Doug Schwenk, Digital Asset Research CEO, Barron’s “If I were cynical, I’d say part of the story line is the death of crypto,” Schwenk said. “The market needs the retail side of crypto to come back.” If it doesn’t, Bitcoin may take a very long nap.

Julia Pollack, chief economist with ZipRecuiter, Barron’s “The usual sort of crash in construction employment that happens when the Fed raises rates just didn’t take place, she said. “I do think this time is different,” Pollack says. “Because we’re coming from a completely different place.

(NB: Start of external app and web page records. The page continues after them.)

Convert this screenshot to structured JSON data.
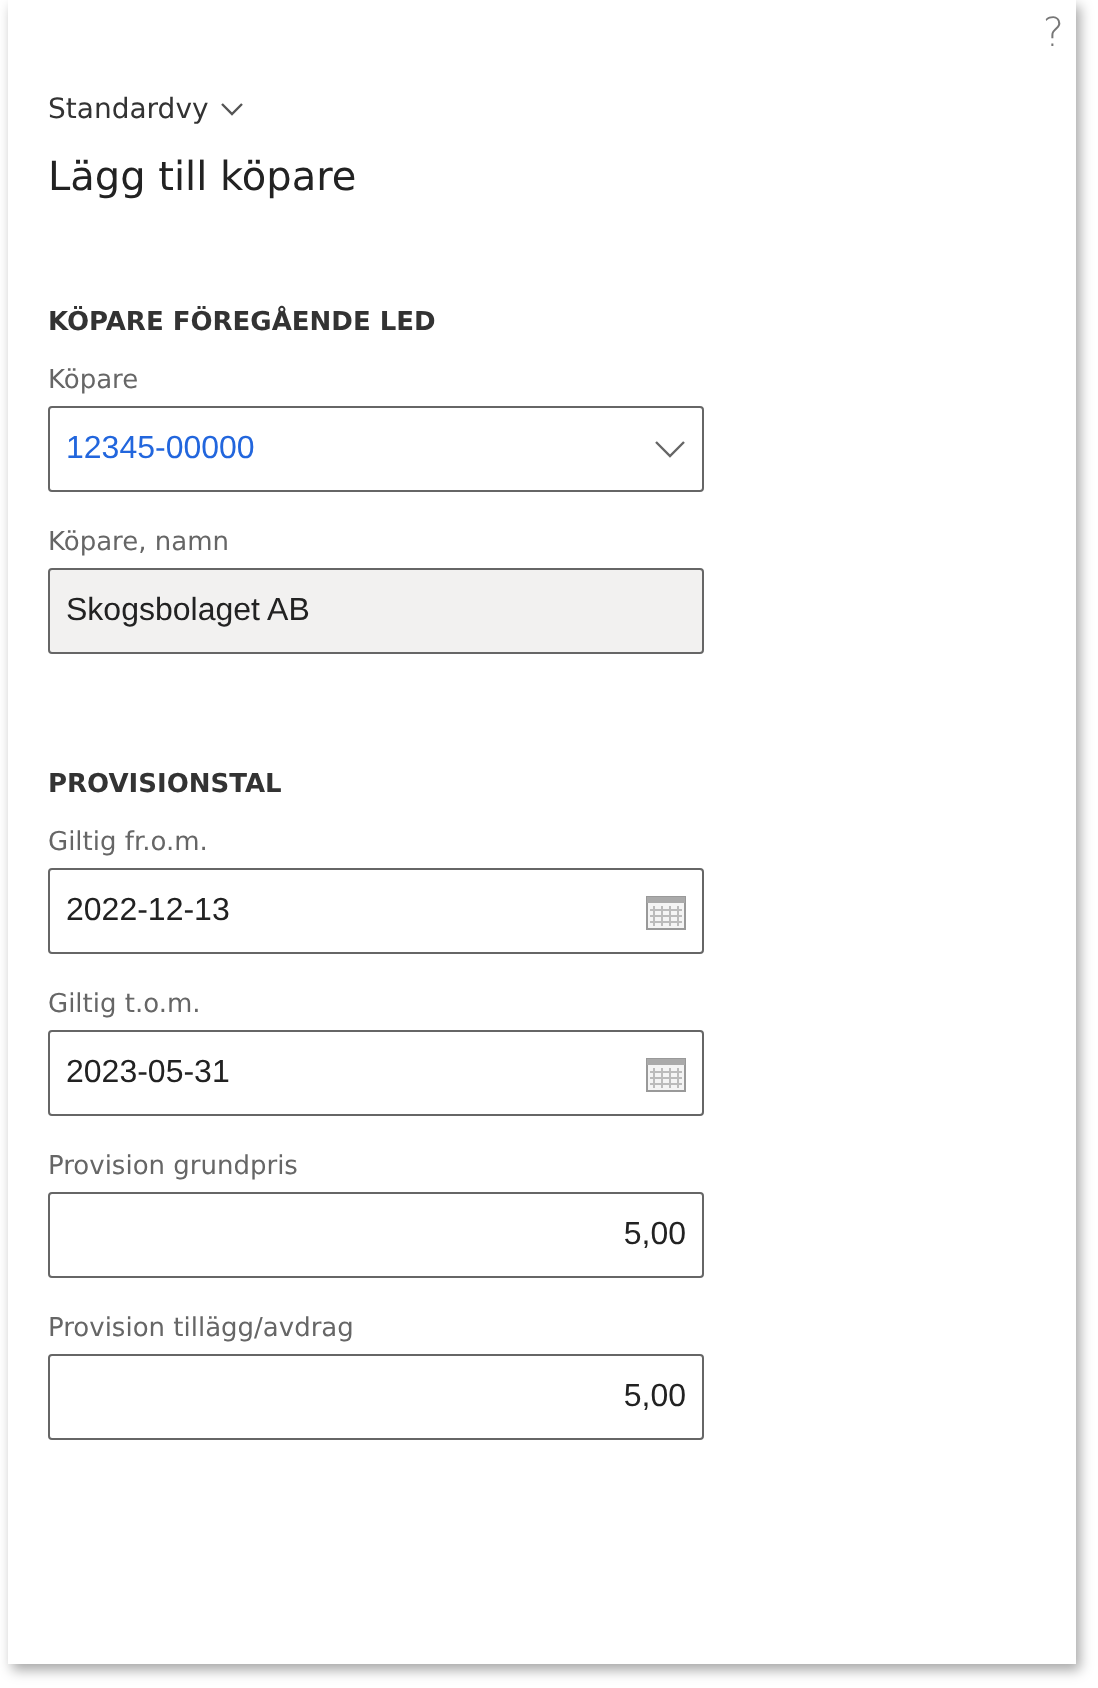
{
  "help": "?",
  "view_selector": {
    "label": "Standardvy"
  },
  "title": "Lägg till köpare",
  "sections": [
    {
      "heading": "KÖPARE FÖREGÅENDE LED",
      "fields": [
        {
          "label": "Köpare",
          "kind": "lookup",
          "value": "12345-00000"
        },
        {
          "label": "Köpare, namn",
          "kind": "readonly",
          "value": "Skogsbolaget AB"
        }
      ]
    },
    {
      "heading": "PROVISIONSTAL",
      "fields": [
        {
          "label": "Giltig fr.o.m.",
          "kind": "date",
          "value": "2022-12-13"
        },
        {
          "label": "Giltig t.o.m.",
          "kind": "date",
          "value": "2023-05-31"
        },
        {
          "label": "Provision grundpris",
          "kind": "number",
          "value": "5,00"
        },
        {
          "label": "Provision tillägg/avdrag",
          "kind": "number",
          "value": "5,00"
        }
      ]
    }
  ]
}
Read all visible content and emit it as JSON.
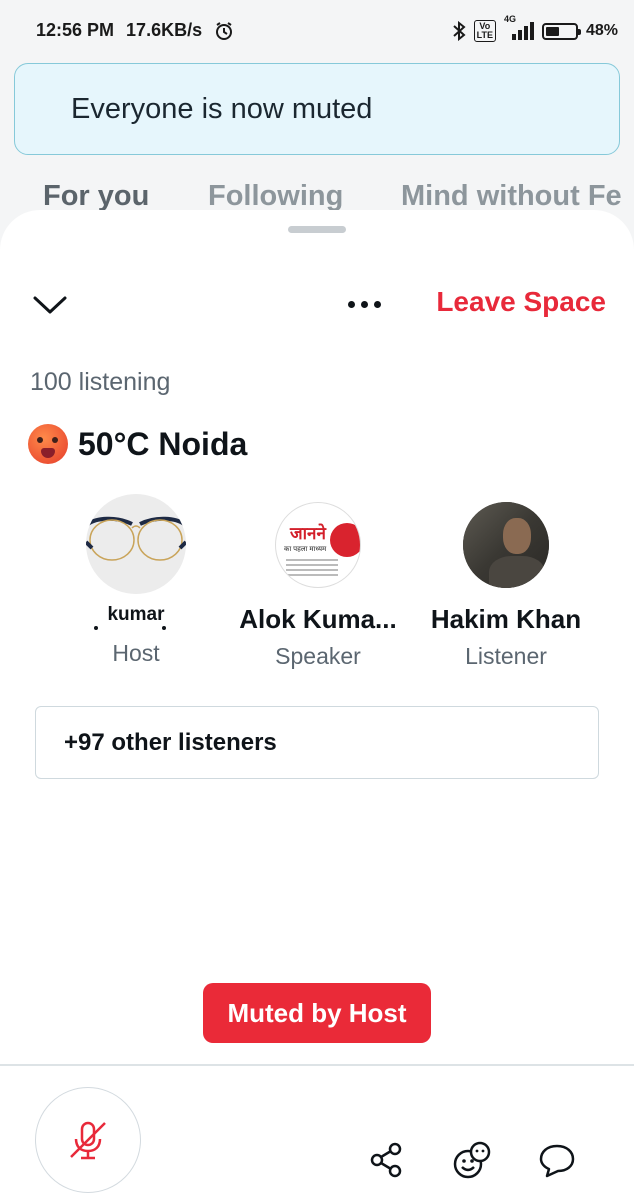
{
  "status_bar": {
    "time": "12:56 PM",
    "speed": "17.6KB/s",
    "alarm_icon": "alarm-icon",
    "bluetooth_icon": "bluetooth-icon",
    "volte": "Vo LTE",
    "network": "4G",
    "battery": "48%",
    "battery_level": 0.48
  },
  "toast": {
    "message": "Everyone is now muted"
  },
  "background_tabs": [
    "For you",
    "Following",
    "Mind without Fe"
  ],
  "space": {
    "leave_label": "Leave Space",
    "listening": "100 listening",
    "title": "50°C Noida",
    "title_emoji": "hot-face-emoji"
  },
  "participants": [
    {
      "name": "kumar",
      "role": "Host"
    },
    {
      "name": "Alok Kuma...",
      "role": "Speaker"
    },
    {
      "name": "Hakim Khan",
      "role": "Listener"
    }
  ],
  "avatar2_text": {
    "line1": "जानने",
    "line2": "का पहला माध्यम"
  },
  "others_label": "+97 other listeners",
  "muted_label": "Muted by Host",
  "colors": {
    "accent_red": "#e8293a",
    "muted_bg": "#ea2a38",
    "toast_bg": "#e6f6fc",
    "toast_border": "#86c9d9"
  }
}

Cameron Brandt, The chief of research at Financial Flows Monitor EPFR, commenting on Japan’s economic situation, Barron’s “It’s fair to say that the friendly No 3 economy is at least nudging in the right direction. With No 2 China struggling financially and threatening politically, that’s good news.